(1985). To establish an ineffective assistance claim within the context
of a guilty plea, a petitioner must show that his counsel's
constitutionally ineffective performance affected the outcome of the plea
process such that "there is a reasonable probability that, but for
counsel's errors, he would not have pleaded guilty and would have
insisted on going to trial." Id. at 59. See also United
States v. Coffin, 76 F.3d 494, 497 (2d Cir. 1996) ("A defendant who
pleads guilty unconditionally while represented by counsel may not assert
independent claims relating to events occurring prior to the entry of the
guilty plea. `He may only attack the voluntary and intelligent character
of the guilty plea by showing that the advice he received from counsel
was not within [acceptable] standards.'" (quoting Tollett v.
Henderson, 411 U.S. 258, 267(1973) (alteration in original)).
Petitioner claims that his attorney failed to explain that he would be
giving up certain rights by pleading guilty. See Petition ¶
12. Consequently, petitioner's guilty plea was arguably not made
voluntarily with the understanding of the nature of the charge and the
consequences of the plea. See id. This claim is belied by
petitioner's plea allocution where petitioner assured the court that he
was pleading guilty freely and voluntarily. See 10/28/96 Plea
Transcript at 3. Petitioner further affirmed that he understood that by
pleading guilty he waived
his trial rights. See id. at 5-6. Defendant then admitted
that on January 7, 1994, he shot Erskine Lavender with the intent to
inflict serious physical injury. See id. at 7. In exchange for
his guilty plea, the court agreed to sentence him to a seven to fourteen
year term of imprisonment.*fn8 See id. at 8-9.
A guilty plea must represent "a voluntary and intelligent choice among
the alternative courses of action open to the defendant." North

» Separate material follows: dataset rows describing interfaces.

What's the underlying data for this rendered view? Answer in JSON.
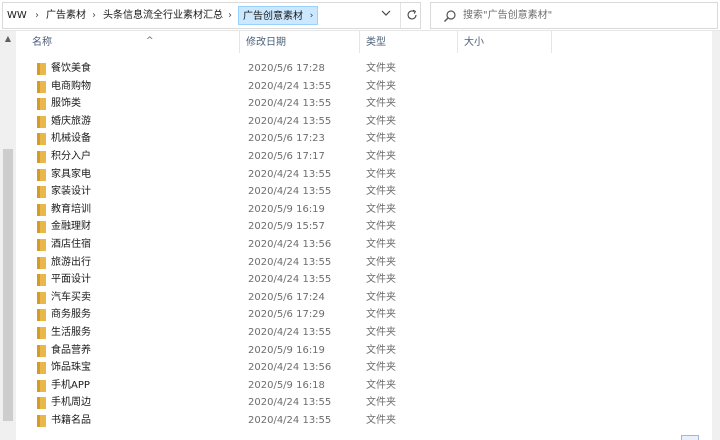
{
  "address_bar": {
    "crumbs": [
      "WW",
      "广告素材",
      "头条信息流全行业素材汇总"
    ],
    "current": "广告创意素材"
  },
  "search": {
    "placeholder": "搜索\"广告创意素材\""
  },
  "columns": {
    "name": "名称",
    "date": "修改日期",
    "type": "类型",
    "size": "大小"
  },
  "files": [
    {
      "name": "餐饮美食",
      "date": "2020/5/6 17:28",
      "type": "文件夹"
    },
    {
      "name": "电商购物",
      "date": "2020/4/24 13:55",
      "type": "文件夹"
    },
    {
      "name": "服饰类",
      "date": "2020/4/24 13:55",
      "type": "文件夹"
    },
    {
      "name": "婚庆旅游",
      "date": "2020/4/24 13:55",
      "type": "文件夹"
    },
    {
      "name": "机械设备",
      "date": "2020/5/6 17:23",
      "type": "文件夹"
    },
    {
      "name": "积分入户",
      "date": "2020/5/6 17:17",
      "type": "文件夹"
    },
    {
      "name": "家具家电",
      "date": "2020/4/24 13:55",
      "type": "文件夹"
    },
    {
      "name": "家装设计",
      "date": "2020/4/24 13:55",
      "type": "文件夹"
    },
    {
      "name": "教育培训",
      "date": "2020/5/9 16:19",
      "type": "文件夹"
    },
    {
      "name": "金融理财",
      "date": "2020/5/9 15:57",
      "type": "文件夹"
    },
    {
      "name": "酒店住宿",
      "date": "2020/4/24 13:56",
      "type": "文件夹"
    },
    {
      "name": "旅游出行",
      "date": "2020/4/24 13:55",
      "type": "文件夹"
    },
    {
      "name": "平面设计",
      "date": "2020/4/24 13:55",
      "type": "文件夹"
    },
    {
      "name": "汽车买卖",
      "date": "2020/5/6 17:24",
      "type": "文件夹"
    },
    {
      "name": "商务服务",
      "date": "2020/5/6 17:29",
      "type": "文件夹"
    },
    {
      "name": "生活服务",
      "date": "2020/4/24 13:55",
      "type": "文件夹"
    },
    {
      "name": "食品营养",
      "date": "2020/5/9 16:19",
      "type": "文件夹"
    },
    {
      "name": "饰品珠宝",
      "date": "2020/4/24 13:56",
      "type": "文件夹"
    },
    {
      "name": "手机APP",
      "date": "2020/5/9 16:18",
      "type": "文件夹"
    },
    {
      "name": "手机周边",
      "date": "2020/4/24 13:55",
      "type": "文件夹"
    },
    {
      "name": "书籍名品",
      "date": "2020/4/24 13:55",
      "type": "文件夹"
    }
  ],
  "colors": {
    "folder": "#e8b84a",
    "selected_crumb": "#cce8ff",
    "header_text": "#4c607a"
  },
  "icons": {
    "folder": "folder-icon",
    "search": "search-icon",
    "refresh": "refresh-icon",
    "dropdown": "chevron-down-icon"
  }
}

Carolina v. Alford, 400 U.S. 25, 31 (1970). The voluntariness of a
plea of guilty, however, should be determined by considering all of the
relevant circumstances. See Brady v. United States,
397 U.S. 742, 749 (1970). Assuming petitioner's attorney failed to adequately
explain the rights he would be giving up by pleading guilty, that
explanation was provided by the trial judge at the plea allocution. If
petitioner truly did not understand the consequences of his plea after
his colloquy with the judge, he should not have pled guilty. By pleading
guilty after a thorough and detailed allocution, petitioner has
foreclosed any claim that his plea was not knowing, intelligent and
voluntary. Accordingly, petitioner's involuntary plea claim is without
merit and can be dismissed on this alternative basis.
Finally, there is the question of whether to grant a certificate of
appealability. For a certificate of appealability to issue, petitioner
must make a "substantial showing of the denial of a constitutional
right." 28 U.S.C. § 2253(c)(2). "A "substantial showing" does not
require a petitioner to demonstrate that he would prevail on the merits,
but merely that "reasonable jurists could debate whether . . . the
petition should have been resolved in a different manner or that the
issues presented were `adequate to deserve encouragement to proceed
further.'" Rhagi v. Artuz, 309 F.3d 103, 106 (2d Cir. 2002),
cert. denied, 538 U.S. 950 (2003) (quoting Slack v.
McDaniel, 529 U.S. 473, 484 (2000) (internal quotation marks and
citation omitted)). Petitioner has made no such showing in this case.
Accordingly, this Court denies a certificate of appealability. The Clerk
of the Court is directed to close this case.